The fact that the victim was in hiding was not taken into account. The abuser appeared in Pernik and managed to persuade the victim, one month into her rehabilitation program, to leave the centre and come back to him.
“Such cases are extremely dangerous, as the outcome may be fatal,” says Georgieva.
The Stolen Focus and the Dirt Road Ahead
Reforms of the system have been delayed for years, but during the debate on the Istanbul Convention, populist speeches by politicians and opinion leaders were focused on the issues of the third sex, same-sex marriages and non-stereotype gender roles.
A comprehensive strategy to ensure prevention of violence, protection of victims and persecution of perpetrators was not addressed.
“The discussions [around the convention] brought me back in time years ago when I was still a volunteer at PULSE and we were handing in cards in support of the Law on Protection against Domestic Violence. We were going around the city and explaining why it was important that the law passes the vote,” says Georgieva. “When it passed the satisfaction was big, but now after all that happened with the convention, I have the feeling that nothing has changed since then.”

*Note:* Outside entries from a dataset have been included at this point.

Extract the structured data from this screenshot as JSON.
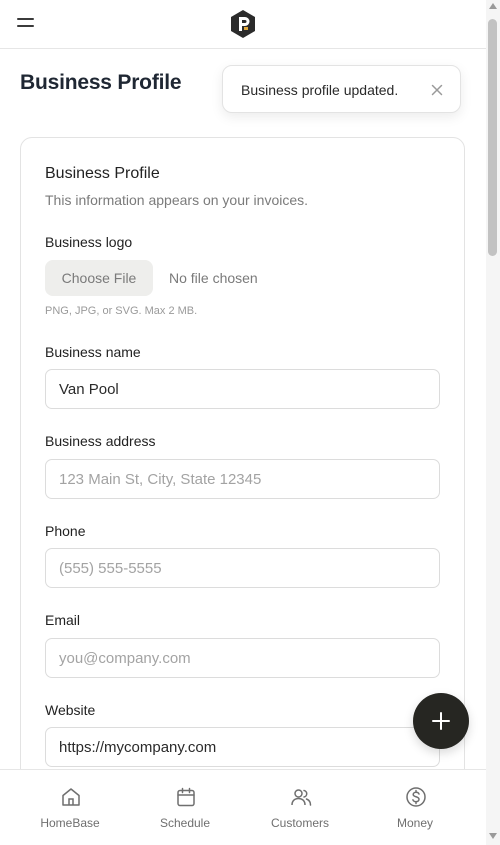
{
  "header": {
    "menu_icon": "hamburger-menu-icon",
    "logo_icon": "app-logo-icon"
  },
  "page_title": "Business Profile",
  "toast": {
    "message": "Business profile updated.",
    "close_icon": "close-icon"
  },
  "card": {
    "title": "Business Profile",
    "subtitle": "This information appears on your invoices."
  },
  "logo_field": {
    "label": "Business logo",
    "button_label": "Choose File",
    "status": "No file chosen",
    "hint": "PNG, JPG, or SVG. Max 2 MB."
  },
  "fields": {
    "business_name": {
      "label": "Business name",
      "value": "Van Pool",
      "placeholder": ""
    },
    "business_address": {
      "label": "Business address",
      "value": "",
      "placeholder": "123 Main St, City, State 12345"
    },
    "phone": {
      "label": "Phone",
      "value": "",
      "placeholder": "(555) 555-5555"
    },
    "email": {
      "label": "Email",
      "value": "",
      "placeholder": "you@company.com"
    },
    "website": {
      "label": "Website",
      "value": "https://mycompany.com",
      "placeholder": ""
    }
  },
  "fab": {
    "icon": "plus-icon"
  },
  "bottom_nav": [
    {
      "label": "HomeBase",
      "icon": "home-icon"
    },
    {
      "label": "Schedule",
      "icon": "calendar-icon"
    },
    {
      "label": "Customers",
      "icon": "users-icon"
    },
    {
      "label": "Money",
      "icon": "dollar-circle-icon"
    }
  ],
  "colors": {
    "fab_background": "#262622",
    "icon_stroke": "#6f6f6f",
    "logo_fill": "#2b2b2b"
  }
}
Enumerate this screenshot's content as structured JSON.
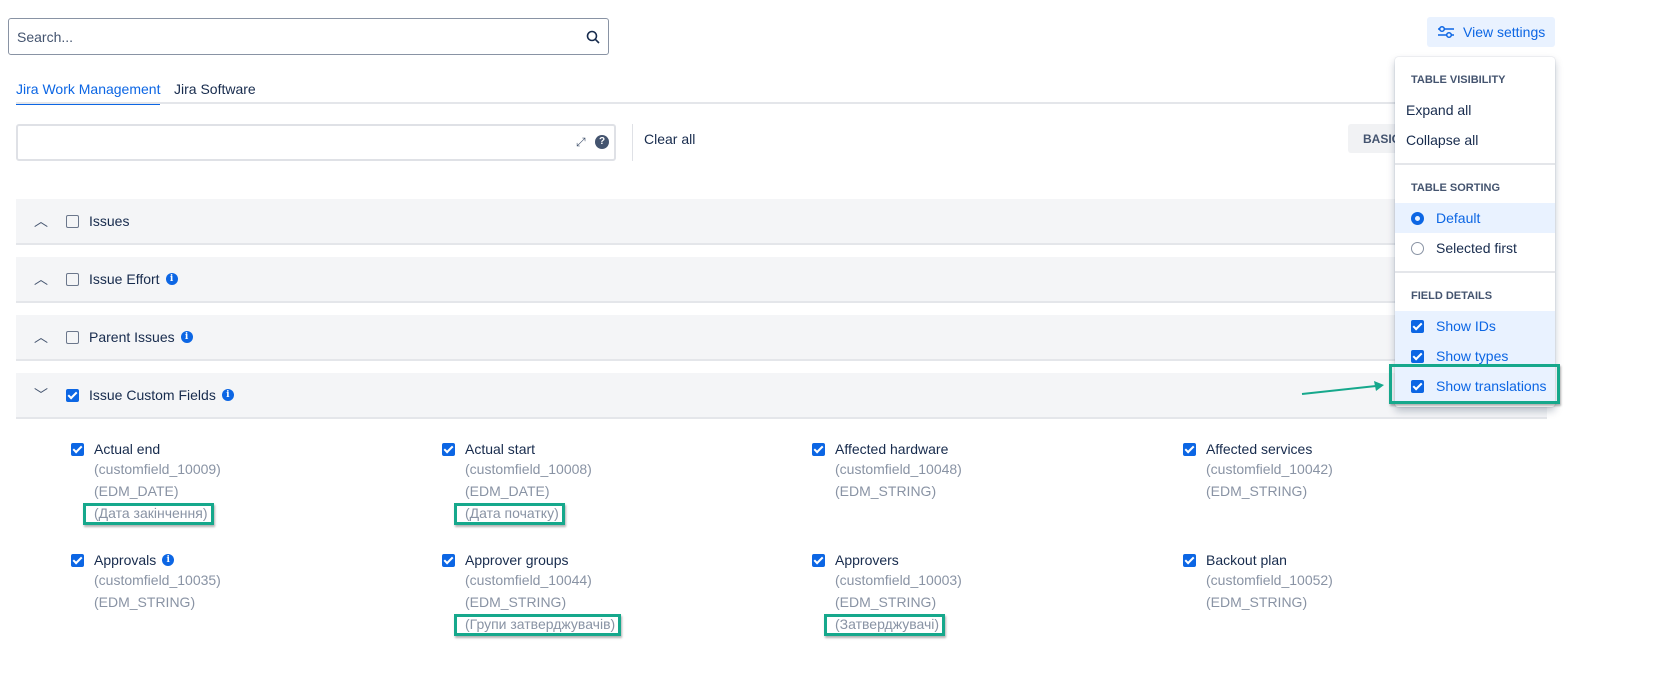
{
  "search": {
    "placeholder": "Search..."
  },
  "tabs": [
    {
      "label": "Jira Work Management",
      "active": true
    },
    {
      "label": "Jira Software",
      "active": false
    }
  ],
  "query": {
    "clear_all": "Clear all",
    "basic": "BASIC"
  },
  "sections": [
    {
      "label": "Issues",
      "expanded": true,
      "checked": false,
      "info": false
    },
    {
      "label": "Issue Effort",
      "expanded": true,
      "checked": false,
      "info": true
    },
    {
      "label": "Parent Issues",
      "expanded": true,
      "checked": false,
      "info": true
    },
    {
      "label": "Issue Custom Fields",
      "expanded": false,
      "checked": true,
      "info": true
    }
  ],
  "fields": [
    {
      "name": "Actual end",
      "id": "(customfield_10009)",
      "type": "(EDM_DATE)",
      "translation": "(Дата закінчення)",
      "checked": true
    },
    {
      "name": "Actual start",
      "id": "(customfield_10008)",
      "type": "(EDM_DATE)",
      "translation": "(Дата початку)",
      "checked": true
    },
    {
      "name": "Affected hardware",
      "id": "(customfield_10048)",
      "type": "(EDM_STRING)",
      "checked": true
    },
    {
      "name": "Affected services",
      "id": "(customfield_10042)",
      "type": "(EDM_STRING)",
      "checked": true
    },
    {
      "name": "Approvals",
      "id": "(customfield_10035)",
      "type": "(EDM_STRING)",
      "checked": true,
      "info": true
    },
    {
      "name": "Approver groups",
      "id": "(customfield_10044)",
      "type": "(EDM_STRING)",
      "translation": "(Групи затверджувачів)",
      "checked": true
    },
    {
      "name": "Approvers",
      "id": "(customfield_10003)",
      "type": "(EDM_STRING)",
      "translation": "(Затверджувачі)",
      "checked": true
    },
    {
      "name": "Backout plan",
      "id": "(customfield_10052)",
      "type": "(EDM_STRING)",
      "checked": true
    }
  ],
  "view_settings": {
    "label": "View settings",
    "menu": {
      "visibility_header": "TABLE VISIBILITY",
      "expand_all": "Expand all",
      "collapse_all": "Collapse all",
      "sorting_header": "TABLE SORTING",
      "default": "Default",
      "selected_first": "Selected first",
      "sorting_selected": "Default",
      "details_header": "FIELD DETAILS",
      "show_ids": "Show IDs",
      "show_types": "Show types",
      "show_translations": "Show translations"
    }
  },
  "colors": {
    "accent": "#0c66e4",
    "highlight": "#16a88c"
  }
}
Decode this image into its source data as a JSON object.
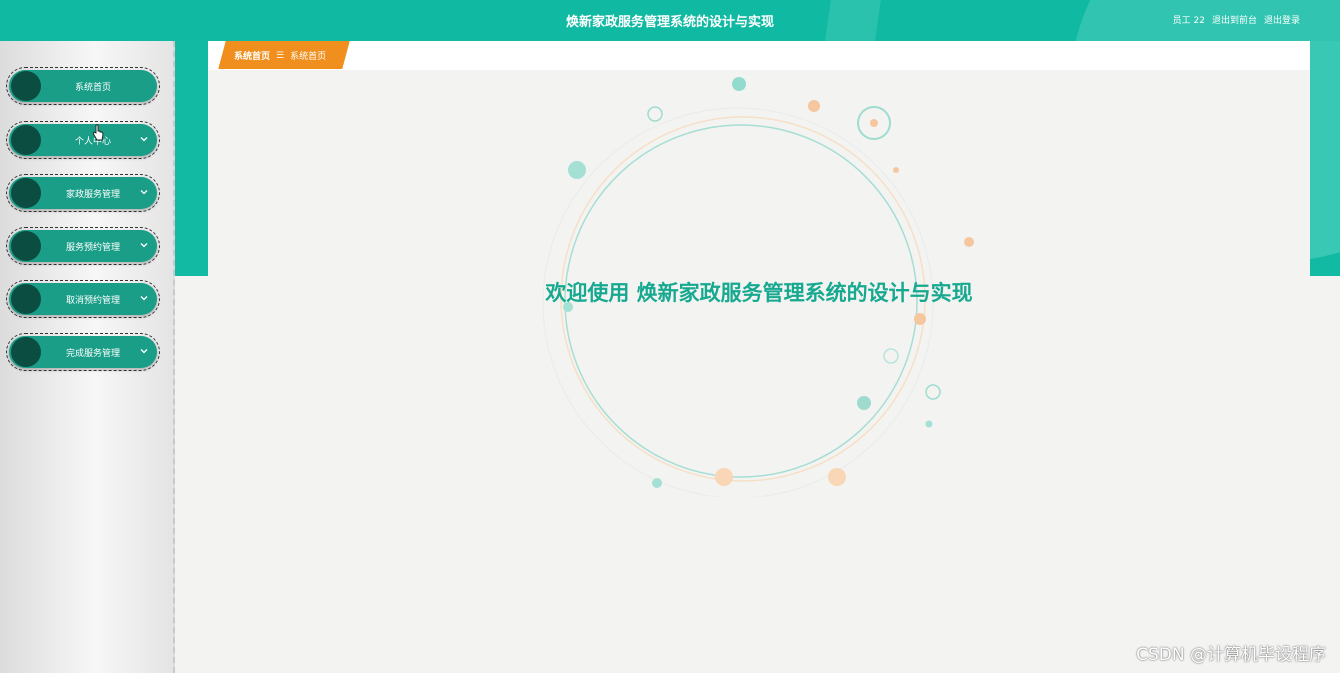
{
  "header": {
    "title": "焕新家政服务管理系统的设计与实现",
    "user_label": "员工 22",
    "back_label": "退出到前台",
    "logout_label": "退出登录"
  },
  "sidebar": {
    "items": [
      {
        "label": "系统首页",
        "has_chevron": false
      },
      {
        "label": "个人中心",
        "has_chevron": true
      },
      {
        "label": "家政服务管理",
        "has_chevron": true
      },
      {
        "label": "服务预约管理",
        "has_chevron": true
      },
      {
        "label": "取消预约管理",
        "has_chevron": true
      },
      {
        "label": "完成服务管理",
        "has_chevron": true
      }
    ]
  },
  "breadcrumb": {
    "home_label": "系统首页",
    "separator": "☰",
    "current_label": "系统首页"
  },
  "main": {
    "welcome_text": "欢迎使用 焕新家政服务管理系统的设计与实现"
  },
  "watermark": "CSDN @计算机毕设程序",
  "colors": {
    "primary": "#0fb9a2",
    "menu": "#1a9e88",
    "knob": "#0b4d40",
    "accent": "#f08f1d",
    "welcome": "#17a990"
  }
}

At this point Bulgaria’s road to reforming its national legislation and changing the range of social services, available to abused women and children seems blurry.
The social minister Biser Petkov commented before journalists at the Parliament, that the ministry does not have enough indicators to be able to determine what the scale of the problem was and what needs to be done to support the victims of violence in an adequate, rapid and consistent manner through specialized services.
“What the ministry is doing, under a project funded by the European Social Fund is to conduct a nationally representative survey ‘Violence in Bulgaria’ which will help developing indicators” the minister said, quoted by actualno.com in February.
The survey has not started yet, but there’s a public tender for it from August and the results will be announced by the end of 2019.
“This survey is the first of its kind, initiated by the Ministry of Labor and Social Policy,” the ministry’s press office confirmed. “Some results [on violence against women] of NGO surveys are published in the public space, but they are not official and do not engage the ministry with their data.”
According to NGO data, 1,000,000 of the women in Bulgaria are victims of violence and every third woman is a domestic violence victim. Yet only 14% report their assaults to the police and don’t believe they’ll receive any support.